A 1983 document from a British archive makes one reference to Abbas, identifying him by the code name “Mole” and “KGB agent.” The document provides no information on how, where or when he was recruited by the Soviet intelligence agency.
The document's emergence coincides with a Russian attempt to broker new peace talks between Israel and Palestine. A Russian envoy met with Israeli Prime Minister Benyamin Netanyahu in Jerusalem this week.
Two researchers at the Truman Institute at Jerusalem’s Hebrew University — Gideon Remez and Isabella Ginor — discovered the document and disclosed it to Israeli television. They believe that Abbas and Putin's past work with the KGB could be significant in attempts to arrange an Israeli-Palestinian summit.
Putin served in the KGB between 1975 and 1991, rising to the rank of lieutenant colonel.

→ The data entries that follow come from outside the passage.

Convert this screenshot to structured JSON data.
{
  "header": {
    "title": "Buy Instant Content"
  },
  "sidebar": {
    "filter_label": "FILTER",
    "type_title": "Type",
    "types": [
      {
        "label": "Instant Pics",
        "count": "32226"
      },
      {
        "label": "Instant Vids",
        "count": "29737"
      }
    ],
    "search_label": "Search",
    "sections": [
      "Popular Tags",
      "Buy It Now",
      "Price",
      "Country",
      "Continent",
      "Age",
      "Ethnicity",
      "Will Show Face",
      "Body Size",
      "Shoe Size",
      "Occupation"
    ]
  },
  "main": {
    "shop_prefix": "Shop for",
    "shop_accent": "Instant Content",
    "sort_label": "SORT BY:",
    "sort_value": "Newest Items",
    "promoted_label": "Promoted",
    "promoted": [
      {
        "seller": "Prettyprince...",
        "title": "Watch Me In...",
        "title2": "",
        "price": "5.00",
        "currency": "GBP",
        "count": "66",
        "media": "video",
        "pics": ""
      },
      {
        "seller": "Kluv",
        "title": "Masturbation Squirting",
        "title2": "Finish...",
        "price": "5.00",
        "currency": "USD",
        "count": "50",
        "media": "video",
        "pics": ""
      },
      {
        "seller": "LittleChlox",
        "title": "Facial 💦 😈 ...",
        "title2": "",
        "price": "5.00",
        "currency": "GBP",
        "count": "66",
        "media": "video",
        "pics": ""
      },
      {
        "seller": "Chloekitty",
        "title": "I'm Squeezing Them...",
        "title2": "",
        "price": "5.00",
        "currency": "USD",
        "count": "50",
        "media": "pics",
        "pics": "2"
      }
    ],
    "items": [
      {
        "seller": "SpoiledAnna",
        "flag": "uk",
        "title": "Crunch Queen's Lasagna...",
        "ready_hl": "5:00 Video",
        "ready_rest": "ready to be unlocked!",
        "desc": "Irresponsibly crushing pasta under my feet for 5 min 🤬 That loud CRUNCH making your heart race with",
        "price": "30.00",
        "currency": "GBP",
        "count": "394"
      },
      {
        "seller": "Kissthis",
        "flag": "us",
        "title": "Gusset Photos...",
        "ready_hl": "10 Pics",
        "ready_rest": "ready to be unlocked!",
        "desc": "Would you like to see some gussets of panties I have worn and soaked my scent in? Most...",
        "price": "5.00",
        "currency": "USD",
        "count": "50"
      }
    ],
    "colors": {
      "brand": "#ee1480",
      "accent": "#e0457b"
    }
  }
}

Remez said that they are not attempting to sabotage potential talks. However, their distrust of Russian involvement was the main reason for the timing of their public disclosure, the New York Times reported.
After Israeli media reported on the document, Palestinian officials quickly dismissed it as an attempt to slander their leader. They have also pointed out that the Palestine Liberation Movement actively cooperated with the U.S.S.R. and that Abbas was in contact with Moscow in his role as leader of the Palestinian-Soviet friendship foundation.
The document naming Abbas is one of thousands handed over to British intelligence by former KGB archivist Vasily Mitrokhin.
Mitrokhin, disillusioned with Soviet repression, painstakingly copied the KGB documents by hand over many years, turning them over to Britain after the fall of the Soviet Union. The documents form a valuable resource for analysts and historians known as the Mitrokhin archive.